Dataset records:
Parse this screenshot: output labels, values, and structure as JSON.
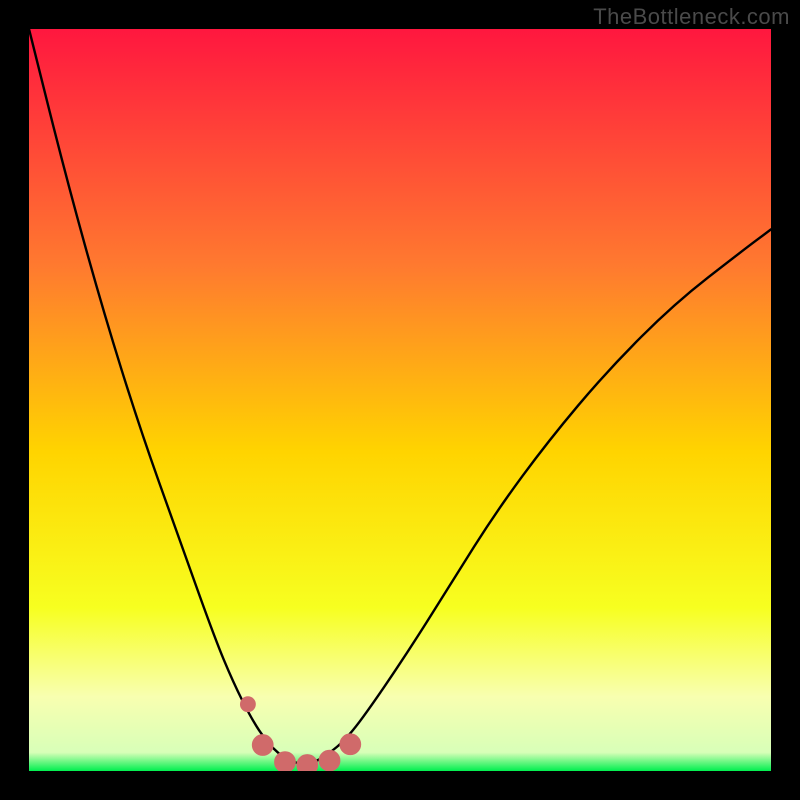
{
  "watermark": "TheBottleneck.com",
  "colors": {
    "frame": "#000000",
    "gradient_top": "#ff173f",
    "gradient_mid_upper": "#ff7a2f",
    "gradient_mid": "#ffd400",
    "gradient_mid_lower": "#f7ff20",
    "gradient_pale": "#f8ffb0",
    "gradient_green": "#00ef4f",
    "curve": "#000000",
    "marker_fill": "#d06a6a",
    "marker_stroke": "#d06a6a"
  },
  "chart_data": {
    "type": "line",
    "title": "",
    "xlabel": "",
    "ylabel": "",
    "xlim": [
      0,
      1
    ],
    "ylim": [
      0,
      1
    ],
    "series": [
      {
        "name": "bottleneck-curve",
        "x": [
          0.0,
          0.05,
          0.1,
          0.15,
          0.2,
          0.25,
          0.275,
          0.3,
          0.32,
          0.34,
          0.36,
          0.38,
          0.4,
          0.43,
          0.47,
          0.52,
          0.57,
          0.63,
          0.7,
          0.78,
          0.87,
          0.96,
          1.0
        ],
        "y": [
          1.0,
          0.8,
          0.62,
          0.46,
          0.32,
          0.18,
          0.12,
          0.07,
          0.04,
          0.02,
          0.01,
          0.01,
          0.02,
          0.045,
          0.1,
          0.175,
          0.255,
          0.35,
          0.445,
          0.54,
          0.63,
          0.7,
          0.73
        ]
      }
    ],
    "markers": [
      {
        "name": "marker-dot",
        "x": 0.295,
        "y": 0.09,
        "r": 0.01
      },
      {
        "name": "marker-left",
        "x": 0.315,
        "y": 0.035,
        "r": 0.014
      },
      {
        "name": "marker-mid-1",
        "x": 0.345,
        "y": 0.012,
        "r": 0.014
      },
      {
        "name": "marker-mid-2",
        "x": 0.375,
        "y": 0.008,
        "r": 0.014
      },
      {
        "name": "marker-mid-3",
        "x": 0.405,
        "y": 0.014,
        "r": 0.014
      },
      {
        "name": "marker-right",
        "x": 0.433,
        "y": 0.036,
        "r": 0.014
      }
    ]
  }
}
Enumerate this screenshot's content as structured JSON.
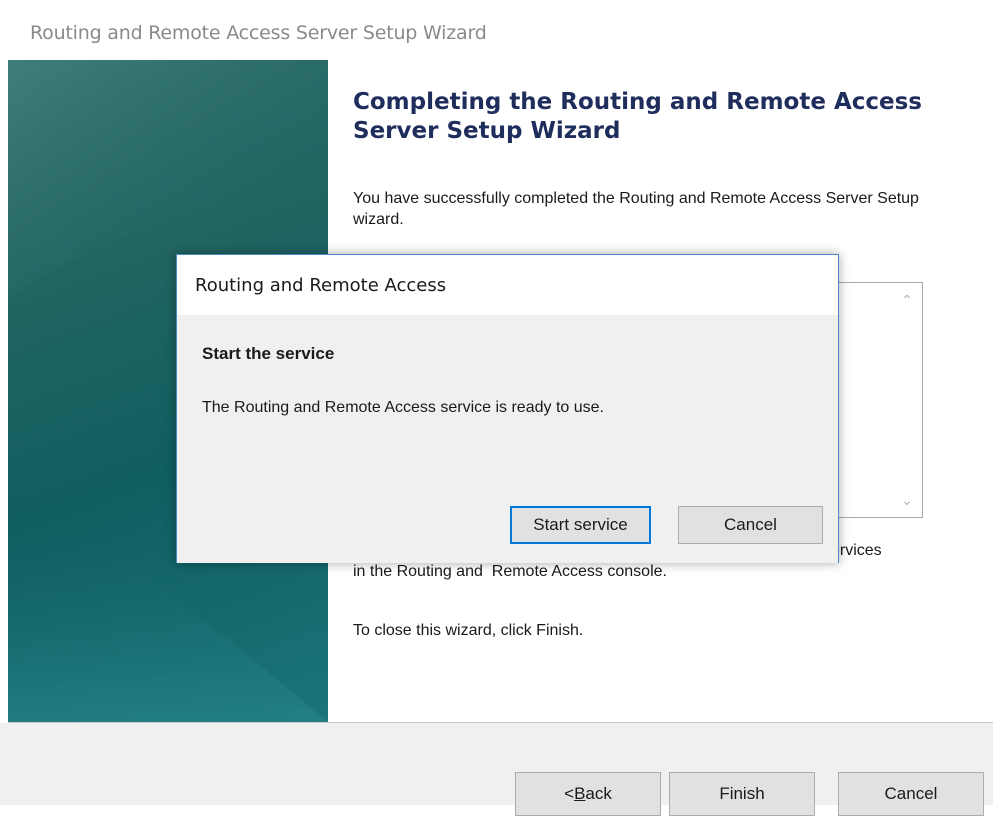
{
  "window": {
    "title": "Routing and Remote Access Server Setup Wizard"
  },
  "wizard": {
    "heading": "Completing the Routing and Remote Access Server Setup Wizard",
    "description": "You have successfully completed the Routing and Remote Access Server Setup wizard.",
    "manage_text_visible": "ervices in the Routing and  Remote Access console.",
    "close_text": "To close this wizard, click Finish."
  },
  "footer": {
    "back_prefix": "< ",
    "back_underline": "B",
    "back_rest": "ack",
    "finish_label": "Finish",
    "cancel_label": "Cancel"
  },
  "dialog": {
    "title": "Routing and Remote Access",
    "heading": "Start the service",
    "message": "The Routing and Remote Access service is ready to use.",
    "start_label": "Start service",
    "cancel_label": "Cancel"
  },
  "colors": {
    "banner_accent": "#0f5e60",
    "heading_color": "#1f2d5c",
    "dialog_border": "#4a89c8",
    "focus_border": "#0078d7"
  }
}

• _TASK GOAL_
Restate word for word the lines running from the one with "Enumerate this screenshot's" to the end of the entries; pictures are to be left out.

• _RESULT FOR THIS EXERCISE_
Enumerate this screenshot's content as structured JSON.
{
  "window": {
    "title": "Routing and Remote Access Server Setup Wizard"
  },
  "wizard": {
    "heading": "Completing the Routing and Remote Access Server Setup Wizard",
    "description": "You have successfully completed the Routing and Remote Access Server Setup wizard.",
    "manage_text_visible": "ervices in the Routing and  Remote Access console.",
    "close_text": "To close this wizard, click Finish."
  },
  "footer": {
    "back_prefix": "< ",
    "back_underline": "B",
    "back_rest": "ack",
    "finish_label": "Finish",
    "cancel_label": "Cancel"
  },
  "dialog": {
    "title": "Routing and Remote Access",
    "heading": "Start the service",
    "message": "The Routing and Remote Access service is ready to use.",
    "start_label": "Start service",
    "cancel_label": "Cancel"
  },
  "colors": {
    "banner_accent": "#0f5e60",
    "heading_color": "#1f2d5c",
    "dialog_border": "#4a89c8",
    "focus_border": "#0078d7"
  }
}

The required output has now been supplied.